Do you ‘belong’ to a nation? Perhaps more than one? Where do you think ‘your’ nation is? Is it tucked inside ‘borders’? Or do you carry it around inside you? Would you be willing to die for it? Why? Or why not?

If nations are so ‘diverse’, why are they all still called ‘nations’? What is a nation? Is it a ‘good’ thing?

Where do nations come from? What came ‘before’ them? Do they mark the ‘end’ of colonial eras? Or are they products of empire?

What do stories have to do with ‘nations’? And why is literature so regularly studied within national frameworks (‘Indian’ literature, ‘Italian’ literature, ‘English’ literature)?

What is happening and will happen to ‘nations’ in an era of ‘globalisation’? What is globalisation doing to the study of literature?

This module will explore these questions and more by comparing twentieth- and twenty-first-century literature identified with a number of ‘nations’.

Assessment details

1 x 3 hour unseen exam; coursework reassessment in exam period 3

Educational aims & objectives

This module will compare literature identified with a number of ‘nations.’ It will explore the ideas of the nation that inhere in each of the primary texts via close analysis of the stories they tell, their narrative styles, the characters they depict, their genres, and their place in literary criticism. The module will develop comparative methodologies for gaining insight into the histories and theories of the nation, facilitating engagement with the work of key theorists of the nation, nationalism, and of ‘national’ literature.

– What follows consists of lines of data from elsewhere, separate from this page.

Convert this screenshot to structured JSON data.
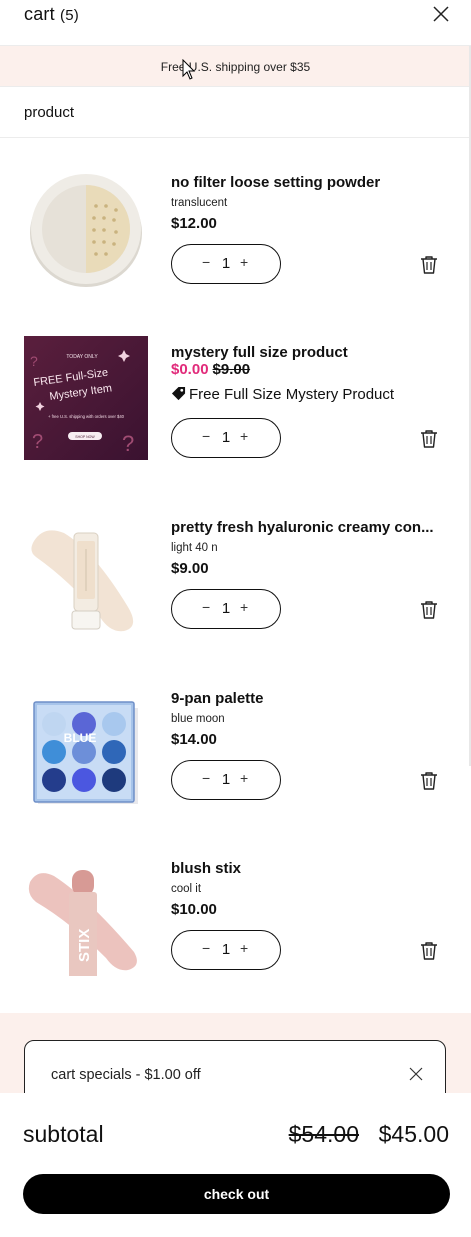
{
  "header": {
    "title": "cart",
    "count": "(5)"
  },
  "banner": {
    "text": "Free U.S. shipping over $35"
  },
  "section": {
    "title": "product"
  },
  "items": [
    {
      "name": "no filter loose setting powder",
      "variant": "translucent",
      "price": "$12.00",
      "qty": "1",
      "minus": "−",
      "plus": "+"
    },
    {
      "name": "mystery full size product",
      "sale_price": "$0.00",
      "original_price": "$9.00",
      "promo": "Free Full Size Mystery Product",
      "qty": "1",
      "minus": "−",
      "plus": "+",
      "image_text": {
        "top": "TODAY ONLY",
        "line1": "FREE Full-Size",
        "line2": "Mystery Item",
        "line3": "+ free U.S. shipping with orders over $40",
        "button": "SHOP NOW"
      }
    },
    {
      "name": "pretty fresh hyaluronic creamy con...",
      "variant": "light 40 n",
      "price": "$9.00",
      "qty": "1",
      "minus": "−",
      "plus": "+"
    },
    {
      "name": "9-pan palette",
      "variant": "blue moon",
      "price": "$14.00",
      "qty": "1",
      "minus": "−",
      "plus": "+",
      "image_text": {
        "logo": "BLUE"
      }
    },
    {
      "name": "blush stix",
      "variant": "cool it",
      "price": "$10.00",
      "qty": "1",
      "minus": "−",
      "plus": "+",
      "image_text": {
        "logo": "STIX"
      }
    }
  ],
  "specials": {
    "label": "cart specials - $1.00 off"
  },
  "footer": {
    "subtotal_label": "subtotal",
    "original_total": "$54.00",
    "total": "$45.00",
    "checkout_label": "check out"
  },
  "icons": {
    "close": "close-icon",
    "trash": "trash-icon",
    "tag": "tag-icon",
    "cursor": "mouse-cursor-icon"
  },
  "colors": {
    "banner_bg": "#fcf0ec",
    "sale": "#e12a7a",
    "checkout_bg": "#000000"
  }
}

Learning outcomes

By the end of the module students will have:

  • Acquired a sound grounding in key themes, issues, comparisons and debates in the literary representations of nationhood.
  • Acquired sophisticated interdisciplinary skills on how nations are represented, narrated, and ethnographically produced in different kinds of texts, cultural productions and artefacts.
  • Developed a critical awareness of the limits and problems of nationality in relation to other forms of belonging.
  • Developed an understanding of both the liberating and oppressive potential of nationhood.

Teaching pattern

One lecture and one seminar weekly

Suggested reading list

  • Rosa Luxemburg, "The Nation-State and the Proletariat", 1909.
  • Eric Hobsbawm and Terence Ranger, The Invention of Tradition, 1983.
  • Benedict Anderson, Imagined Communities: Reflections on the Origin and Spread of Nationalism, 1983.
  • Edward W. Said, Culture and Imperialism, 1993
  • Partha Chatterjee, The Nation and Its Fragments, 1993
Module description disclaimer

King’s College London reviews the modules offered on a regular basis to provide up-to-date, innovative and relevant programmes of study. Therefore, modules offered may change. We suggest you keep an eye on the course finder on our website for updates.

Please note that modules with a practical component will be capped due to educational requirements, which may mean that we cannot guarantee a place to all students who elect to study this module.

Please note that the module descriptions above are related to the current academic year and are subject to change.